Cloudflare also means a lot to small websites that want to obscure their hosting IP address, and who want to make use of a global CDN to speed up the response on their self-hosted sites, as a CDN. So yes, they do also provide a positive service in that regard. They are not a free service as many including big corporates pay CloudFlare - that payment is not to get our data or push adverts into our websites, but to use the actual service. So that I see as their business model.
Yes they break the end-to-end SSL, but for plain public websites that is not a major concern. I gather the paying service is where corporates go for security which allows pass-through of SSL to the hosting site.
For smaller guys, CloudFlare can provide a valuable service if the data being hosted is not super sensitive. Yes it is US based, but so are many IT services, and again that needs to be considered in terms of what you are hosting. I recently went to look for alternatives that would be free for global CDN, obscuring IP, proxy, malicious traffic protection, etc and really could not find anything. Only basic DNS services.
I did a post about the new instance at https://gadgeteer.co.za/new-perthchat-australian-lemmy-decentralised-social-network-is-an-example-of-where-social-networks-should-be/, and let my family in Australia know. Really hope it takes off!
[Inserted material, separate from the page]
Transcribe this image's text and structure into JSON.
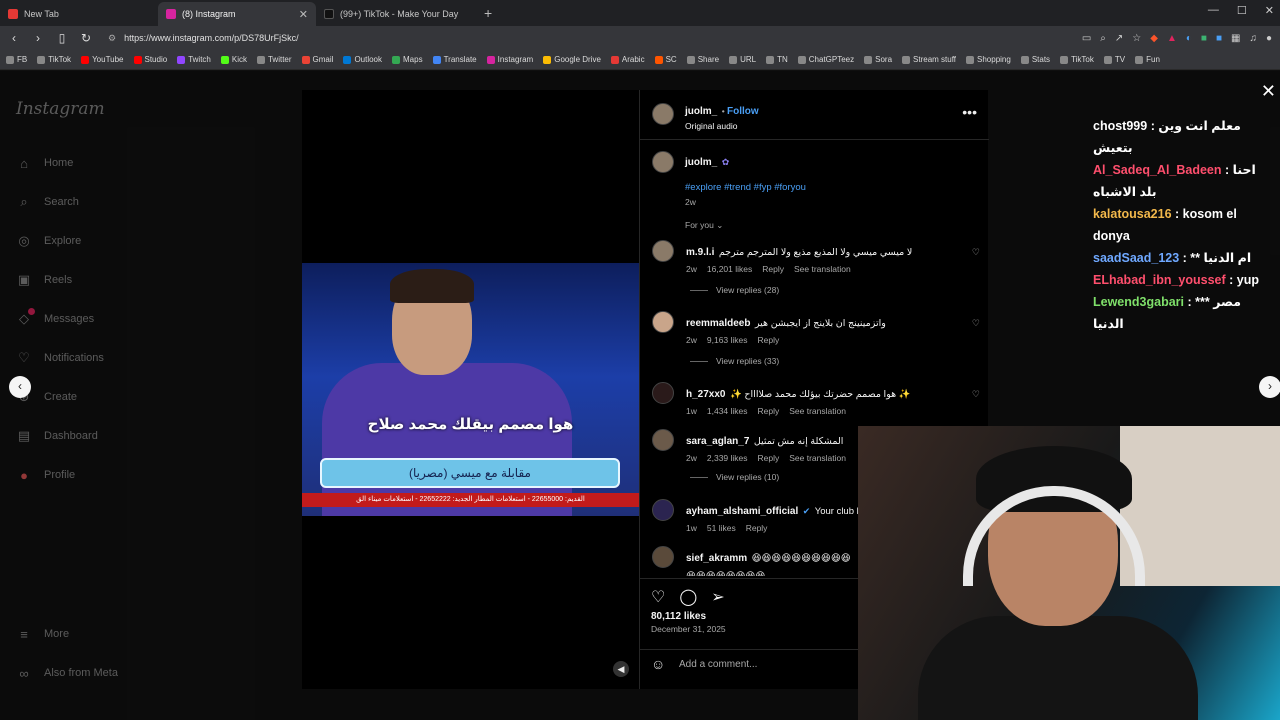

They do say it is early days still and not fully dependable V1.0. So there is work in progress, and they still want to have an independent security audit done. I think they are pretty open and forthcoming about what is not yet done. They were quite clear to state the product is not ready yet for the Ukraine war for example, and state people should not consider it for that use.
Certainly in principle one does not want to build on unmaintained code (different from code that has not requited an update for any good reason for a while).
So it is really a proof of concept now that is usable, but not yet declared finished as far as the security side goes (implying some of those loose ends mentioned). I gather from that we should not yet be judging it as a finished or production ready product.
It’s not just ads, but also trackers. Idea is to filter all devices across the house. So far about 20% of all my devices’ DNS queries are blocked ads and trackers (that’s on Linux, Android, iOS, etc). I notice as soon as I hit a news site, things go sky high on the blocking.
But remember, a VPN is not going to filter out DNS ads and trackers - it just routes to a remote point and drops you out there. But yes this is a transparent on-site solution where we spend 98% of our time. Out and about is not covered by this.
Well maybe but that product only covers Windows and Linux desktops so my Macbook, phone, TV, and other devices are not covered. By doing this upstream on my router I have the whole house’s devices covered by one product that I can manage globally. AdGuard is not a VPN product though, for that I have a product which I can enable per device or also on my router for the whole house.
“Burns” meaning present tense? They were shipping a lot of their plastic waste to Asia. Most countries are guilty of burning waste, but more to the point, is what current initiatives are being put into practice by countries. Which countries are making the real effort - clearly we see from that video that Germany is putting that effort in. Yes, certainly it is not across the whole country, but instead of dwelling on the negative, it is about celebrating the positive change that is being initiated.
No matter what the change, it takes from months to years to happen. The point is if the change has started to show, we should be celebrating that, and encouraging others (and within that same country) to do the same.